● Try it
Would you please repeat the data that follows, exactly as it reads?

● Source records

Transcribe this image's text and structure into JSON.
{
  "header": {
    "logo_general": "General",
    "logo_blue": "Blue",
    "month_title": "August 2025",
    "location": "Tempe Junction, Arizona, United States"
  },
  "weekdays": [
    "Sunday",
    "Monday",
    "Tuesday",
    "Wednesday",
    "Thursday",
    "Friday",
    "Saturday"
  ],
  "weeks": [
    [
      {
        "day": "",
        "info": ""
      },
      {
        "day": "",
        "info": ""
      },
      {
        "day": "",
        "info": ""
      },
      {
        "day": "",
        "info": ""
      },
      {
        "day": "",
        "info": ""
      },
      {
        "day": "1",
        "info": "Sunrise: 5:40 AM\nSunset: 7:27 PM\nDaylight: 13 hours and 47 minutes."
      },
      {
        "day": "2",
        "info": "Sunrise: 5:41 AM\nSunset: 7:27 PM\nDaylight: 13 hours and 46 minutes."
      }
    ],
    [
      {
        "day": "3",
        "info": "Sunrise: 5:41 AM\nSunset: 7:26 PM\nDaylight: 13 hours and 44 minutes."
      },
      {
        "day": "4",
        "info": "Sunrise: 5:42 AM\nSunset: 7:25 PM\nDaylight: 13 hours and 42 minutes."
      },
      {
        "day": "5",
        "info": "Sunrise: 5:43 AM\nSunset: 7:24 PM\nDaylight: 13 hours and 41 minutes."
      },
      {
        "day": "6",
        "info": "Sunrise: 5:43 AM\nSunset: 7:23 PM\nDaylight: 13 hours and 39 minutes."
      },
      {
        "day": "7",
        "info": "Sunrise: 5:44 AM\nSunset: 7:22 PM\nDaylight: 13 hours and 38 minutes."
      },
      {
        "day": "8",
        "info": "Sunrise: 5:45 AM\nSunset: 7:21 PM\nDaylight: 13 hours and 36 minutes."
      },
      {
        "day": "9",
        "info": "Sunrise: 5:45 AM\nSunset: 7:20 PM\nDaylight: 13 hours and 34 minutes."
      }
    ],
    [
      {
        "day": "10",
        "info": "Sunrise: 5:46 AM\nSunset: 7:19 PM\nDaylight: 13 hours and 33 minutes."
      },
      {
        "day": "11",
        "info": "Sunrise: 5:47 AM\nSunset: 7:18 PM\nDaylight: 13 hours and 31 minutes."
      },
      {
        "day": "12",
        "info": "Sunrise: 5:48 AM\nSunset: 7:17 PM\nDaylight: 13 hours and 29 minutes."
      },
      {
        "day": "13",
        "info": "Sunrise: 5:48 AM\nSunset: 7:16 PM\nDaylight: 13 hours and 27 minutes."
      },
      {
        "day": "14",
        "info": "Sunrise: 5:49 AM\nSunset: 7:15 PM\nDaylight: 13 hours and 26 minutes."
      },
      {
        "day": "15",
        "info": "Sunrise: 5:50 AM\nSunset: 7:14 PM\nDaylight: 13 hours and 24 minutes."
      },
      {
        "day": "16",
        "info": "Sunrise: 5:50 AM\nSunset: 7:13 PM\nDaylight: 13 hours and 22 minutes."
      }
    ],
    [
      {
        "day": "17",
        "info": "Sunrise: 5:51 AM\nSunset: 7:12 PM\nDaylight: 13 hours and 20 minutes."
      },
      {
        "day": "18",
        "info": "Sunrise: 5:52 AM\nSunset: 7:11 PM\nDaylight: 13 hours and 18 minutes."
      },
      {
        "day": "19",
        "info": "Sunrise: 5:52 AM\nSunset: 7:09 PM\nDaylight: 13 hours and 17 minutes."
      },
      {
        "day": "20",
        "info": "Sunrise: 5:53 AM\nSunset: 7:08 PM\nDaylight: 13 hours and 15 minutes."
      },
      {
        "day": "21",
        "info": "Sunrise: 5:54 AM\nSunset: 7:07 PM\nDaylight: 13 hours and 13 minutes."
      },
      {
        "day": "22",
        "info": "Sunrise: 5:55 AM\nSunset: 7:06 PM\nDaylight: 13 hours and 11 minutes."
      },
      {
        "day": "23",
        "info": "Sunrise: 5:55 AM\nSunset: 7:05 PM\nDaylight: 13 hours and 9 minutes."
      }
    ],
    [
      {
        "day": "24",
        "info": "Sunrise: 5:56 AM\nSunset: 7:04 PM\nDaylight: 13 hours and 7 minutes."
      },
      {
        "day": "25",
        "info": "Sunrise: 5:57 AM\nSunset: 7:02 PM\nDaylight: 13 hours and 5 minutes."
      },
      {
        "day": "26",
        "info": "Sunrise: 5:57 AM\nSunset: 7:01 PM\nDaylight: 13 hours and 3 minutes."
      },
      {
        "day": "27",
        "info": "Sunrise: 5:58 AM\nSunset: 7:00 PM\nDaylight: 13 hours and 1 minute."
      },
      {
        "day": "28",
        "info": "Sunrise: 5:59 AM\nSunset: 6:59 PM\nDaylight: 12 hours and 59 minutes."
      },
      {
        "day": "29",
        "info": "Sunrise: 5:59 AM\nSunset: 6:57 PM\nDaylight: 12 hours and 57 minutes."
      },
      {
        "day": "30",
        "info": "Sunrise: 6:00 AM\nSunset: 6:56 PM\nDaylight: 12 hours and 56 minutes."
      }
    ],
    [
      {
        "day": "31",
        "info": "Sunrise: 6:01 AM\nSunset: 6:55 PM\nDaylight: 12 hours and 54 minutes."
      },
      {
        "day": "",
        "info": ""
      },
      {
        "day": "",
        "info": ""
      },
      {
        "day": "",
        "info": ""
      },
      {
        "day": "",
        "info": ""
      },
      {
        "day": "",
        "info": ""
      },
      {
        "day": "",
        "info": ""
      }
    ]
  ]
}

● Solution
Transcribe this image's text and structure into JSON.
{
  "header": {
    "logo_general": "General",
    "logo_blue": "Blue",
    "month_title": "August 2025",
    "location": "Tempe Junction, Arizona, United States"
  },
  "weekdays": [
    "Sunday",
    "Monday",
    "Tuesday",
    "Wednesday",
    "Thursday",
    "Friday",
    "Saturday"
  ],
  "weeks": [
    [
      {
        "day": "",
        "info": ""
      },
      {
        "day": "",
        "info": ""
      },
      {
        "day": "",
        "info": ""
      },
      {
        "day": "",
        "info": ""
      },
      {
        "day": "",
        "info": ""
      },
      {
        "day": "1",
        "info": "Sunrise: 5:40 AM\nSunset: 7:27 PM\nDaylight: 13 hours and 47 minutes."
      },
      {
        "day": "2",
        "info": "Sunrise: 5:41 AM\nSunset: 7:27 PM\nDaylight: 13 hours and 46 minutes."
      }
    ],
    [
      {
        "day": "3",
        "info": "Sunrise: 5:41 AM\nSunset: 7:26 PM\nDaylight: 13 hours and 44 minutes."
      },
      {
        "day": "4",
        "info": "Sunrise: 5:42 AM\nSunset: 7:25 PM\nDaylight: 13 hours and 42 minutes."
      },
      {
        "day": "5",
        "info": "Sunrise: 5:43 AM\nSunset: 7:24 PM\nDaylight: 13 hours and 41 minutes."
      },
      {
        "day": "6",
        "info": "Sunrise: 5:43 AM\nSunset: 7:23 PM\nDaylight: 13 hours and 39 minutes."
      },
      {
        "day": "7",
        "info": "Sunrise: 5:44 AM\nSunset: 7:22 PM\nDaylight: 13 hours and 38 minutes."
      },
      {
        "day": "8",
        "info": "Sunrise: 5:45 AM\nSunset: 7:21 PM\nDaylight: 13 hours and 36 minutes."
      },
      {
        "day": "9",
        "info": "Sunrise: 5:45 AM\nSunset: 7:20 PM\nDaylight: 13 hours and 34 minutes."
      }
    ],
    [
      {
        "day": "10",
        "info": "Sunrise: 5:46 AM\nSunset: 7:19 PM\nDaylight: 13 hours and 33 minutes."
      },
      {
        "day": "11",
        "info": "Sunrise: 5:47 AM\nSunset: 7:18 PM\nDaylight: 13 hours and 31 minutes."
      },
      {
        "day": "12",
        "info": "Sunrise: 5:48 AM\nSunset: 7:17 PM\nDaylight: 13 hours and 29 minutes."
      },
      {
        "day": "13",
        "info": "Sunrise: 5:48 AM\nSunset: 7:16 PM\nDaylight: 13 hours and 27 minutes."
      },
      {
        "day": "14",
        "info": "Sunrise: 5:49 AM\nSunset: 7:15 PM\nDaylight: 13 hours and 26 minutes."
      },
      {
        "day": "15",
        "info": "Sunrise: 5:50 AM\nSunset: 7:14 PM\nDaylight: 13 hours and 24 minutes."
      },
      {
        "day": "16",
        "info": "Sunrise: 5:50 AM\nSunset: 7:13 PM\nDaylight: 13 hours and 22 minutes."
      }
    ],
    [
      {
        "day": "17",
        "info": "Sunrise: 5:51 AM\nSunset: 7:12 PM\nDaylight: 13 hours and 20 minutes."
      },
      {
        "day": "18",
        "info": "Sunrise: 5:52 AM\nSunset: 7:11 PM\nDaylight: 13 hours and 18 minutes."
      },
      {
        "day": "19",
        "info": "Sunrise: 5:52 AM\nSunset: 7:09 PM\nDaylight: 13 hours and 17 minutes."
      },
      {
        "day": "20",
        "info": "Sunrise: 5:53 AM\nSunset: 7:08 PM\nDaylight: 13 hours and 15 minutes."
      },
      {
        "day": "21",
        "info": "Sunrise: 5:54 AM\nSunset: 7:07 PM\nDaylight: 13 hours and 13 minutes."
      },
      {
        "day": "22",
        "info": "Sunrise: 5:55 AM\nSunset: 7:06 PM\nDaylight: 13 hours and 11 minutes."
      },
      {
        "day": "23",
        "info": "Sunrise: 5:55 AM\nSunset: 7:05 PM\nDaylight: 13 hours and 9 minutes."
      }
    ],
    [
      {
        "day": "24",
        "info": "Sunrise: 5:56 AM\nSunset: 7:04 PM\nDaylight: 13 hours and 7 minutes."
      },
      {
        "day": "25",
        "info": "Sunrise: 5:57 AM\nSunset: 7:02 PM\nDaylight: 13 hours and 5 minutes."
      },
      {
        "day": "26",
        "info": "Sunrise: 5:57 AM\nSunset: 7:01 PM\nDaylight: 13 hours and 3 minutes."
      },
      {
        "day": "27",
        "info": "Sunrise: 5:58 AM\nSunset: 7:00 PM\nDaylight: 13 hours and 1 minute."
      },
      {
        "day": "28",
        "info": "Sunrise: 5:59 AM\nSunset: 6:59 PM\nDaylight: 12 hours and 59 minutes."
      },
      {
        "day": "29",
        "info": "Sunrise: 5:59 AM\nSunset: 6:57 PM\nDaylight: 12 hours and 57 minutes."
      },
      {
        "day": "30",
        "info": "Sunrise: 6:00 AM\nSunset: 6:56 PM\nDaylight: 12 hours and 56 minutes."
      }
    ],
    [
      {
        "day": "31",
        "info": "Sunrise: 6:01 AM\nSunset: 6:55 PM\nDaylight: 12 hours and 54 minutes."
      },
      {
        "day": "",
        "info": ""
      },
      {
        "day": "",
        "info": ""
      },
      {
        "day": "",
        "info": ""
      },
      {
        "day": "",
        "info": ""
      },
      {
        "day": "",
        "info": ""
      },
      {
        "day": "",
        "info": ""
      }
    ]
  ]
}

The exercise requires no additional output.